▶ [Work request] Scan the material below for the string "true". Report every line that has it.
================
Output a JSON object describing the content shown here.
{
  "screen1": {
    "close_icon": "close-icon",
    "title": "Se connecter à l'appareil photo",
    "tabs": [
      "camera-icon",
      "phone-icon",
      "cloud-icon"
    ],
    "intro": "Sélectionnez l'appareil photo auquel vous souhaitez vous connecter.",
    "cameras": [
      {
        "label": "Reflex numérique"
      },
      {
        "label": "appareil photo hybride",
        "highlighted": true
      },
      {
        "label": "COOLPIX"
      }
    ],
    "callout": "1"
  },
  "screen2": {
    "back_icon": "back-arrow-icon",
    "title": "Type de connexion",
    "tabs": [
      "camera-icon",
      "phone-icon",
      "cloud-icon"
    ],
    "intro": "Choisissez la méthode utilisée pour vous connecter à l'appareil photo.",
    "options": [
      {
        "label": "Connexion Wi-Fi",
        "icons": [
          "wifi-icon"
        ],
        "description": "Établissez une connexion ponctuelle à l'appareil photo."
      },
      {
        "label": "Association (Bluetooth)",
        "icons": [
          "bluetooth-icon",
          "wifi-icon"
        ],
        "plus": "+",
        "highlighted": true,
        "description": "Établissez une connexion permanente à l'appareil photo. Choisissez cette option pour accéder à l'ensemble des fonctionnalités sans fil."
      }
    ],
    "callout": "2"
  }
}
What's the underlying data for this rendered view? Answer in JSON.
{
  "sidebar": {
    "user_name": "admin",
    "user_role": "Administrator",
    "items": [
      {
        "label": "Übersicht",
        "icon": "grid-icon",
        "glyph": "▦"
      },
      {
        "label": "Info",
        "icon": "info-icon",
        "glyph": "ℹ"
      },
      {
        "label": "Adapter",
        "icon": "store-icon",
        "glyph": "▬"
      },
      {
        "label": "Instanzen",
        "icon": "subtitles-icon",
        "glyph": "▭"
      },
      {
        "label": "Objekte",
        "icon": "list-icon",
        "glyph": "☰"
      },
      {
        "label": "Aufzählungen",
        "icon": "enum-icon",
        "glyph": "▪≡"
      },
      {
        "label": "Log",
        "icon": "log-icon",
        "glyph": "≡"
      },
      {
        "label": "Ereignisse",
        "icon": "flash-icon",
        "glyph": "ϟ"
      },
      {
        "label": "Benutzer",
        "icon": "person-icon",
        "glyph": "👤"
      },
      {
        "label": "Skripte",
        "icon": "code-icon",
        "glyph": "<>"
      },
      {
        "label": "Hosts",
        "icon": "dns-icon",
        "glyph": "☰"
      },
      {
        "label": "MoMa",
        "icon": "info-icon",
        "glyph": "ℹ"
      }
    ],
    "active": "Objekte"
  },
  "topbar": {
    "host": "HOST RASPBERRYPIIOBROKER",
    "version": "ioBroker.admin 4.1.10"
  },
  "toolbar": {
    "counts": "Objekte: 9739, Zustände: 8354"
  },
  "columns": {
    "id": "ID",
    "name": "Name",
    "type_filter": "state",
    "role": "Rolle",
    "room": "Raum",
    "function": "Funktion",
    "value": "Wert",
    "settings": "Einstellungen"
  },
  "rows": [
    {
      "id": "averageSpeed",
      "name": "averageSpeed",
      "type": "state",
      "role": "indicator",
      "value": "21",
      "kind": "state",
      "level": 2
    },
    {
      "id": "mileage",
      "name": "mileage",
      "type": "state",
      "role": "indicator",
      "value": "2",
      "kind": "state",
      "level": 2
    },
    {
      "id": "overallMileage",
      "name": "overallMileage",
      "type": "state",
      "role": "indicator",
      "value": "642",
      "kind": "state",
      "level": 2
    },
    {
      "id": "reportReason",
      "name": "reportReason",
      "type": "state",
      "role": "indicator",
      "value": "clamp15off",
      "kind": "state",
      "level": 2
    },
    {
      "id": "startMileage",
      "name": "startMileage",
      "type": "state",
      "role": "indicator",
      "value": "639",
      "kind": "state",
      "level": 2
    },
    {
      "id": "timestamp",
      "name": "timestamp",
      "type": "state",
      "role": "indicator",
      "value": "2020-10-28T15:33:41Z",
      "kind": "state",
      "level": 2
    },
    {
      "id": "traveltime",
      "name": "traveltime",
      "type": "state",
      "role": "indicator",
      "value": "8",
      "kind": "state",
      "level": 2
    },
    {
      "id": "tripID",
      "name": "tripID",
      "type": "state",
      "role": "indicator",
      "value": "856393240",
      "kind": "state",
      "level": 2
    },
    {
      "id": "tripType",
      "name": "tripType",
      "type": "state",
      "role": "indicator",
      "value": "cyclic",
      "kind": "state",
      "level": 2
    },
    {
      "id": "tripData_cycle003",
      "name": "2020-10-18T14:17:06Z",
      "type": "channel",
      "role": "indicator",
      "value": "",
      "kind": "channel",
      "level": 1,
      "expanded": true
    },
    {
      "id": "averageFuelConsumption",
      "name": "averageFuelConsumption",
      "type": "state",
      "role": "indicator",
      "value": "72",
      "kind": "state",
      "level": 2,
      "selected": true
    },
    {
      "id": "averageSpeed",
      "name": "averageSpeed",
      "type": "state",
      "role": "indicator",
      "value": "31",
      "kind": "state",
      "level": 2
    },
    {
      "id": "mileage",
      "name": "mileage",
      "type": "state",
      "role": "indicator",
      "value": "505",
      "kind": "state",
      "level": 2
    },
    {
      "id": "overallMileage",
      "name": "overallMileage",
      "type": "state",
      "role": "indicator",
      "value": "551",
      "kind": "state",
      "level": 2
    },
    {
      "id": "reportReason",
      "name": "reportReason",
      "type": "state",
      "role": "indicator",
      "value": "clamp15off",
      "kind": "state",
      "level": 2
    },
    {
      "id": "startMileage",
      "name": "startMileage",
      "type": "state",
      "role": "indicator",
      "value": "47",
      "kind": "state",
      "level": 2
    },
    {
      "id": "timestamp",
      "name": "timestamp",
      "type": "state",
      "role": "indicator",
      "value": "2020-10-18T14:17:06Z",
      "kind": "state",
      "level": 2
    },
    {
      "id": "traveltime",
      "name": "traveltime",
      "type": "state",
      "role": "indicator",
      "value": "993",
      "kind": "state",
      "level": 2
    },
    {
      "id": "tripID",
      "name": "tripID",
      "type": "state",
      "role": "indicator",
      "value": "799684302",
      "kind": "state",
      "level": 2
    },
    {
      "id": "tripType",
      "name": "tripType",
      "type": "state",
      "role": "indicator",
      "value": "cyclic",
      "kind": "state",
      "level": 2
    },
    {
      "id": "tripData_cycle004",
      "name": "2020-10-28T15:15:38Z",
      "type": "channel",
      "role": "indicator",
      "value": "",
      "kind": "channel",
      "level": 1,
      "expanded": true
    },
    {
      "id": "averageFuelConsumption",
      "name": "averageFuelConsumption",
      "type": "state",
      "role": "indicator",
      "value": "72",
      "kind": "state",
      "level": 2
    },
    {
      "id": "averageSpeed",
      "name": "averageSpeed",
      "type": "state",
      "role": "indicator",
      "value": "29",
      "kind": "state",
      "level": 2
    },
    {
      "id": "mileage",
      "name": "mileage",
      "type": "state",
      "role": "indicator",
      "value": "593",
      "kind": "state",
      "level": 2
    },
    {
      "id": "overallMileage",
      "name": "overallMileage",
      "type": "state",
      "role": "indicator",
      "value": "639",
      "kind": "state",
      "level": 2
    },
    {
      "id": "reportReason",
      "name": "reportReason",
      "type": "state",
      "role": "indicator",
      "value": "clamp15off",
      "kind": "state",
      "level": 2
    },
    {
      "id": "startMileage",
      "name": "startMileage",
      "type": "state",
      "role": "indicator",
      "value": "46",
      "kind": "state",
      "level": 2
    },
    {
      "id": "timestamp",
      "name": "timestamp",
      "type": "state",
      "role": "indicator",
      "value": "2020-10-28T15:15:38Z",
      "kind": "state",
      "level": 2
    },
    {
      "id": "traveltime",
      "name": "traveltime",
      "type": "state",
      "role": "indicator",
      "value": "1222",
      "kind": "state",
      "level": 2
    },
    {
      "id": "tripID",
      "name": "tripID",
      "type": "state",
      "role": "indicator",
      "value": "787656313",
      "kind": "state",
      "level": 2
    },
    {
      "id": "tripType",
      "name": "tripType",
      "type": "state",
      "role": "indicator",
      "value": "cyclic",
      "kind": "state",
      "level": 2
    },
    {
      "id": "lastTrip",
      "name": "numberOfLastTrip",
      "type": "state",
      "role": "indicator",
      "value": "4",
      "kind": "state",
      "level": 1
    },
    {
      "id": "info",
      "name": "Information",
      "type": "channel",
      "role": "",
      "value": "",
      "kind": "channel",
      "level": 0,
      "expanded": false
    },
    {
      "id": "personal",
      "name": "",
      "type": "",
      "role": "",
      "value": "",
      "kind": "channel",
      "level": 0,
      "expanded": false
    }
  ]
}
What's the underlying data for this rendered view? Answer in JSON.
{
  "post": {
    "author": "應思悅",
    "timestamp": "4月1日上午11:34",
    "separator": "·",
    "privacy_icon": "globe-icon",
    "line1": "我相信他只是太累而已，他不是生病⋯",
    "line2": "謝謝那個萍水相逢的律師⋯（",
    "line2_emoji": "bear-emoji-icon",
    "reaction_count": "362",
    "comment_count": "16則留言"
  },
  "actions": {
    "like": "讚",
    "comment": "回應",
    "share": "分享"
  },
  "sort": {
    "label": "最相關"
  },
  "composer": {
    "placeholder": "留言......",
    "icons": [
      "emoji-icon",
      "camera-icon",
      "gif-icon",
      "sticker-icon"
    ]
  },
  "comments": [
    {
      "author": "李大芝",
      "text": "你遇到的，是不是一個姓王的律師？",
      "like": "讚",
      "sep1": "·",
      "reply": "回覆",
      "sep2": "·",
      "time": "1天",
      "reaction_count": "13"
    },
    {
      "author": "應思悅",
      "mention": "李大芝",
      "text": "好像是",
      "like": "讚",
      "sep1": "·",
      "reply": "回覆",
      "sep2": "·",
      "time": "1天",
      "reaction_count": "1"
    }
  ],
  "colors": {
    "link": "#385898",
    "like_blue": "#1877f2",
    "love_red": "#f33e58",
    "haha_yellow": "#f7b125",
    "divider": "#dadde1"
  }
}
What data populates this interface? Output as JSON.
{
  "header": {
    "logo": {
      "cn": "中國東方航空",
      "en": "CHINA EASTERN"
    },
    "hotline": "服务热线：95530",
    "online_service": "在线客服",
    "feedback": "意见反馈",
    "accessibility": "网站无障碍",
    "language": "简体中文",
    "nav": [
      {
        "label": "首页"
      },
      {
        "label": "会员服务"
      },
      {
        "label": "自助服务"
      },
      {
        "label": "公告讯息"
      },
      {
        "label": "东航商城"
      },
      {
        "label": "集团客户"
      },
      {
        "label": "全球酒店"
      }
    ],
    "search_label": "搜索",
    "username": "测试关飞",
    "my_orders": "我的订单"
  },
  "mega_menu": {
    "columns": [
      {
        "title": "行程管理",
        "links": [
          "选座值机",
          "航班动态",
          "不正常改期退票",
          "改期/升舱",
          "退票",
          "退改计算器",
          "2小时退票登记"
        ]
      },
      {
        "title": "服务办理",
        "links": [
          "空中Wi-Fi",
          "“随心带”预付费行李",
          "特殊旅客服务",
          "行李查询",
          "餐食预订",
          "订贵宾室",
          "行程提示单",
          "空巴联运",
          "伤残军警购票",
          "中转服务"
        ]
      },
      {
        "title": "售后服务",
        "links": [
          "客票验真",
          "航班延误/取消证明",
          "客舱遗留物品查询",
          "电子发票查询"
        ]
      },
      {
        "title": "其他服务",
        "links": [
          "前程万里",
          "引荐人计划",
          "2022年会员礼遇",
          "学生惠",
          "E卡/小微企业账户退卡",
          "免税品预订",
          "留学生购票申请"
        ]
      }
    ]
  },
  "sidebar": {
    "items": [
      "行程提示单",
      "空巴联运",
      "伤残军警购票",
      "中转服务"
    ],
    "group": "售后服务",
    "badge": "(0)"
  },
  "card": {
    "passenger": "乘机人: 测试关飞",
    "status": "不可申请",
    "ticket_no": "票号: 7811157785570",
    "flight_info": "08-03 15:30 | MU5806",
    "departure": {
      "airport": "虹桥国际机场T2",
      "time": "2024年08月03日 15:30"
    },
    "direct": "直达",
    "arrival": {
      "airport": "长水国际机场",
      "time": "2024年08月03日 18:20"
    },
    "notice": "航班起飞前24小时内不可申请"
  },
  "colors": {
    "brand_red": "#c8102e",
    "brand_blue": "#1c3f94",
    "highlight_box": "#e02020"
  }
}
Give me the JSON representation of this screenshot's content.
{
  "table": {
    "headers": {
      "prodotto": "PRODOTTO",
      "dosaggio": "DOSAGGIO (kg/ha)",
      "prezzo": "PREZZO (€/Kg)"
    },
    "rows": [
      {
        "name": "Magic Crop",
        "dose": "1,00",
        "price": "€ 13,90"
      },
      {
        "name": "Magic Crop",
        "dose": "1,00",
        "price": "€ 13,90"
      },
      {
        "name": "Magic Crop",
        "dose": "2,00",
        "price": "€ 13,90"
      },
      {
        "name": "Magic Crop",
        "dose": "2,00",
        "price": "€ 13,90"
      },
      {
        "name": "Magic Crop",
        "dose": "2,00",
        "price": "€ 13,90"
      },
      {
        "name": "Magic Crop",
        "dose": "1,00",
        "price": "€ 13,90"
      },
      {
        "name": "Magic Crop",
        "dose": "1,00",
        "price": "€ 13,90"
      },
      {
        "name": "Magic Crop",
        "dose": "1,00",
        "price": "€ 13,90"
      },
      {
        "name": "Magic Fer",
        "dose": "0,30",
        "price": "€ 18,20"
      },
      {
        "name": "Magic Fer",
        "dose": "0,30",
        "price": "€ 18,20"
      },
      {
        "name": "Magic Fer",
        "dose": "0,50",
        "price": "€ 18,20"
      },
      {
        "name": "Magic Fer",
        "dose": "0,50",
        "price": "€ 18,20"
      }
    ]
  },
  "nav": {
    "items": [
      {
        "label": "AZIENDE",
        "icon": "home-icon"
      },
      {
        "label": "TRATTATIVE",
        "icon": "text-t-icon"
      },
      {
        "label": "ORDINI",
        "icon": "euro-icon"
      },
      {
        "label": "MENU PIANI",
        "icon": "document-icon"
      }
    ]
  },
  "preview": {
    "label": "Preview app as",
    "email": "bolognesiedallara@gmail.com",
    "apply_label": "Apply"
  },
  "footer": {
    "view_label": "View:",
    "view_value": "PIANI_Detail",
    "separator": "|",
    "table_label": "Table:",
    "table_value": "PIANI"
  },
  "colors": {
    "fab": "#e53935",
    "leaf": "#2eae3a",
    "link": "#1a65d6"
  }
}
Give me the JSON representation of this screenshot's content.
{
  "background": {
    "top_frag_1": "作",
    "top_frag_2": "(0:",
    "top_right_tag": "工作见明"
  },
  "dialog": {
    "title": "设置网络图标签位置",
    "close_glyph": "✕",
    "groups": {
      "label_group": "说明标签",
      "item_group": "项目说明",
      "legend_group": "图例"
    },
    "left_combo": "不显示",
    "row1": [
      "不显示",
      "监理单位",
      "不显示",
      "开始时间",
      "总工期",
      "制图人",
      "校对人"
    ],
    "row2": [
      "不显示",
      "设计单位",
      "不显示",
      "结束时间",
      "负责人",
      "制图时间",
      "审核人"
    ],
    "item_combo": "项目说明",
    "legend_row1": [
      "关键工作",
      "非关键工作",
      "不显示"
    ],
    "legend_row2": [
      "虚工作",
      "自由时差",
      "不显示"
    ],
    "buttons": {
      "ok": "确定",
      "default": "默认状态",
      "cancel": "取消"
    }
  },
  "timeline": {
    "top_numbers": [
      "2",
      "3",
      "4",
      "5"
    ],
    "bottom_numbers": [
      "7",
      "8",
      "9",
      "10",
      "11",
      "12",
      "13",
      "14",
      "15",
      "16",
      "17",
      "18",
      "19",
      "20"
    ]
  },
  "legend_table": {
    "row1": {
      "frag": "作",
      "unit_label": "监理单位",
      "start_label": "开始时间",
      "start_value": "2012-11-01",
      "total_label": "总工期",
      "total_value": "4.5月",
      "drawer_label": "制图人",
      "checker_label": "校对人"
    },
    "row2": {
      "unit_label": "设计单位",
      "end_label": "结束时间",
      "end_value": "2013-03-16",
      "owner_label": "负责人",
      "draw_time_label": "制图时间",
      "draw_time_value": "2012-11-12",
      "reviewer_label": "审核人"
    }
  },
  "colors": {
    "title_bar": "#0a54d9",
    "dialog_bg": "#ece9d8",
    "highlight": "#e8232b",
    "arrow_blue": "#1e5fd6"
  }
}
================
▶ [Task output]
        "highlighted": true
        "highlighted": true,
      "expanded": true
      "selected": true
      "expanded": true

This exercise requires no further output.